HOW TO COMPLETE THIS TASK:
Comb the records below for the string "logo" and copy each line where it turns up.

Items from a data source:
↓
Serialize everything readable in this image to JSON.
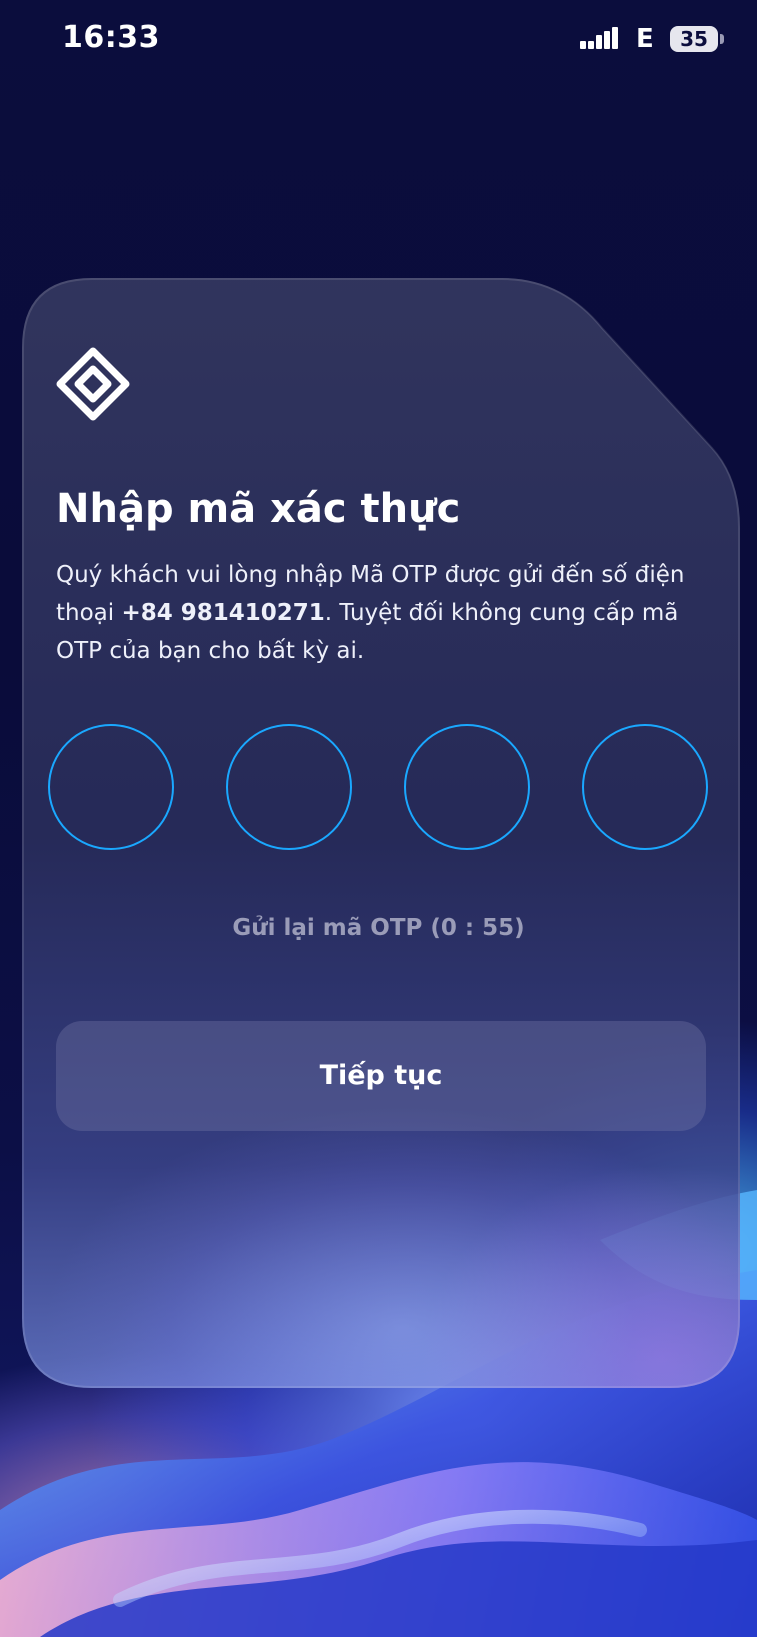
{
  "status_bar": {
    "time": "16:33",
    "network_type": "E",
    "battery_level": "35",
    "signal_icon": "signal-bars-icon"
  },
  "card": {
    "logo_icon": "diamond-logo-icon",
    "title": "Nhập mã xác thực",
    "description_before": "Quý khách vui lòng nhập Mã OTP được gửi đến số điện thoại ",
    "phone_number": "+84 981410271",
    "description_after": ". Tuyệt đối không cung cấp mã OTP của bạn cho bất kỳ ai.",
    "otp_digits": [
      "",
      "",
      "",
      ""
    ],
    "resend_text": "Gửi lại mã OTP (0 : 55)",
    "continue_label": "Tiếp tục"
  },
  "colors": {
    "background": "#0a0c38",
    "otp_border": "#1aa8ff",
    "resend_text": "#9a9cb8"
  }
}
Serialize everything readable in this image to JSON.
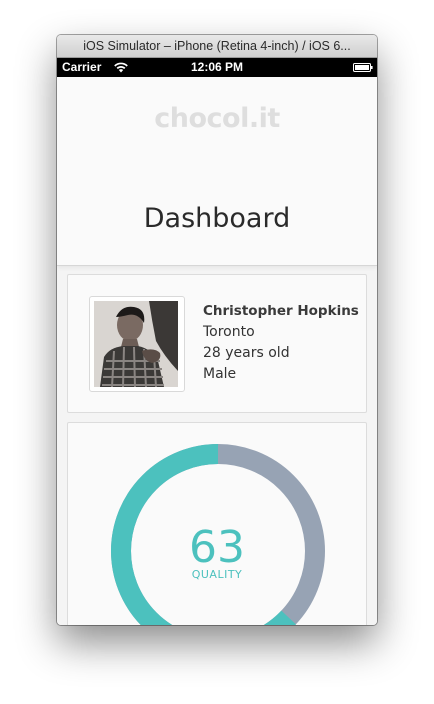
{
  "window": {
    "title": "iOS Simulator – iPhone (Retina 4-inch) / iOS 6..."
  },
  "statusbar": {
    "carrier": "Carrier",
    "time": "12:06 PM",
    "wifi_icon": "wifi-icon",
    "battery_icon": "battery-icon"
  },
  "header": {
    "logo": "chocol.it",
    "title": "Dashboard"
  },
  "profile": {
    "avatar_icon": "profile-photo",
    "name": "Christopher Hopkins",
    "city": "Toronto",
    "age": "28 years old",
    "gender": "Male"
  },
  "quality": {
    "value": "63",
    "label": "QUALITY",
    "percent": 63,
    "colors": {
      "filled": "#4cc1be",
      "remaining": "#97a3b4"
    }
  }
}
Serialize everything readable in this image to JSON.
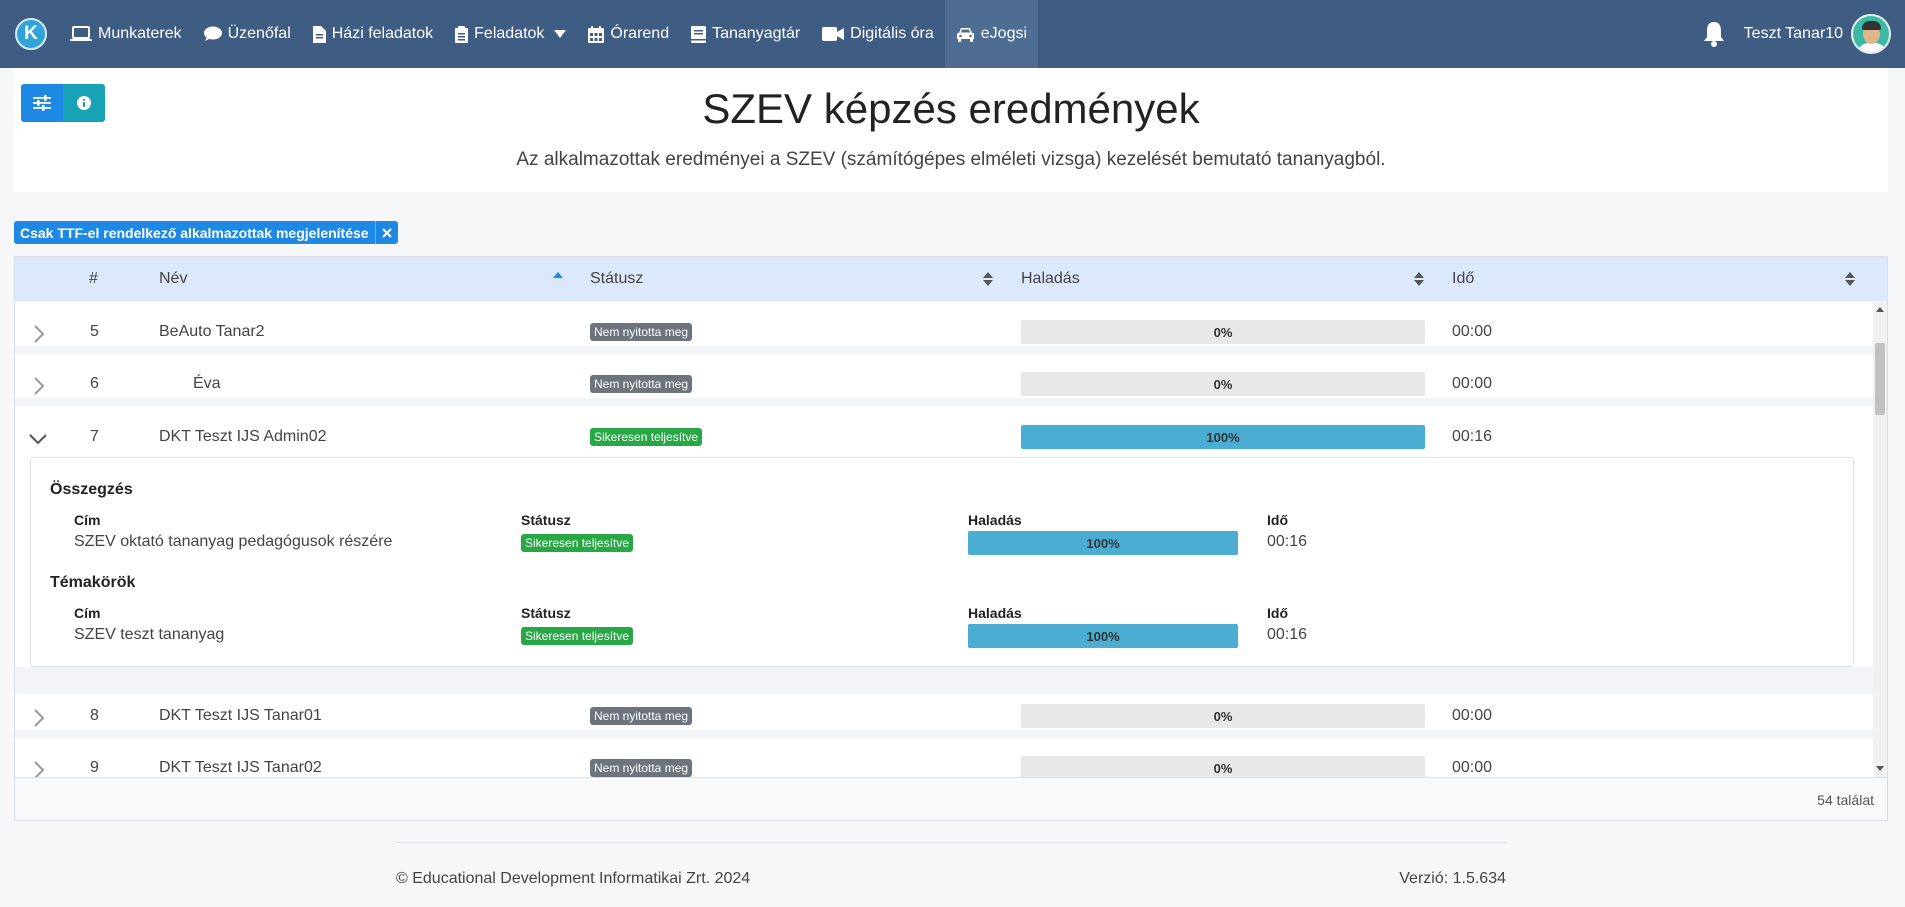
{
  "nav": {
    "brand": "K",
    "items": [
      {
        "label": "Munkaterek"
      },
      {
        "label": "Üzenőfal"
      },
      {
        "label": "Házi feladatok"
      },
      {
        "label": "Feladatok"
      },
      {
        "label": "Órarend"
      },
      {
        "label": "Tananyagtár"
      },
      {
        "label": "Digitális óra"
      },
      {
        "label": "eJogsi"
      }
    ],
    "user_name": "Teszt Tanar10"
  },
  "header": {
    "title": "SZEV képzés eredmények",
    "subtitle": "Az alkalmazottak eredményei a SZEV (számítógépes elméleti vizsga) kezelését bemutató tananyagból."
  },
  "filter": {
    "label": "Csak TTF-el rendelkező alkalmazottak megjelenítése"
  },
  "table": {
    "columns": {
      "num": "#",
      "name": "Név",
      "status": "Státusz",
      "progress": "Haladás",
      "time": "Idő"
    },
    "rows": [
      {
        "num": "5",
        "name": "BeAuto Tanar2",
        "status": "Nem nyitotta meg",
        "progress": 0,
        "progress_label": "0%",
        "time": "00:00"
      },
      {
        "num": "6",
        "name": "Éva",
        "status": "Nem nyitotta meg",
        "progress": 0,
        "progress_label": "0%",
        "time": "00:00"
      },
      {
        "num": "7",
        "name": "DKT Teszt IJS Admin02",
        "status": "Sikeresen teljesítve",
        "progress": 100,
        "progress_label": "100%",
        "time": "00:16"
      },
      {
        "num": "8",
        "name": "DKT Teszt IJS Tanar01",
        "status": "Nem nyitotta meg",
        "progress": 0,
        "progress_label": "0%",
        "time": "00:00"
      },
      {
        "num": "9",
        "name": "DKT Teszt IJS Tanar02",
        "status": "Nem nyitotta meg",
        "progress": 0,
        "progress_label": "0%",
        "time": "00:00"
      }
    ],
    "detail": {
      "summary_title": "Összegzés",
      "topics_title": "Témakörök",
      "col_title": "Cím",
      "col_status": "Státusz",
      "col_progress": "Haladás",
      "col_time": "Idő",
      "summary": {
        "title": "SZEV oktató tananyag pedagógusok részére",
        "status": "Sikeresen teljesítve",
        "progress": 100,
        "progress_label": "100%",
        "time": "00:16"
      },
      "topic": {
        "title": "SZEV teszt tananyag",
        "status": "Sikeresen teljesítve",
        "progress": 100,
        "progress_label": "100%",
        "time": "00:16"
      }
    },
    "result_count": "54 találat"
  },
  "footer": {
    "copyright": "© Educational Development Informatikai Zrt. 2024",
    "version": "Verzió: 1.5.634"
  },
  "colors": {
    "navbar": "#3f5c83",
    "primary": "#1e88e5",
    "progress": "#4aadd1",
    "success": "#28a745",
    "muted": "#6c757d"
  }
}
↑
ANSWER TO THIS PROBLEM:
    "logo_icon": "diamond-logo-icon",
    "logo": "chocol.it",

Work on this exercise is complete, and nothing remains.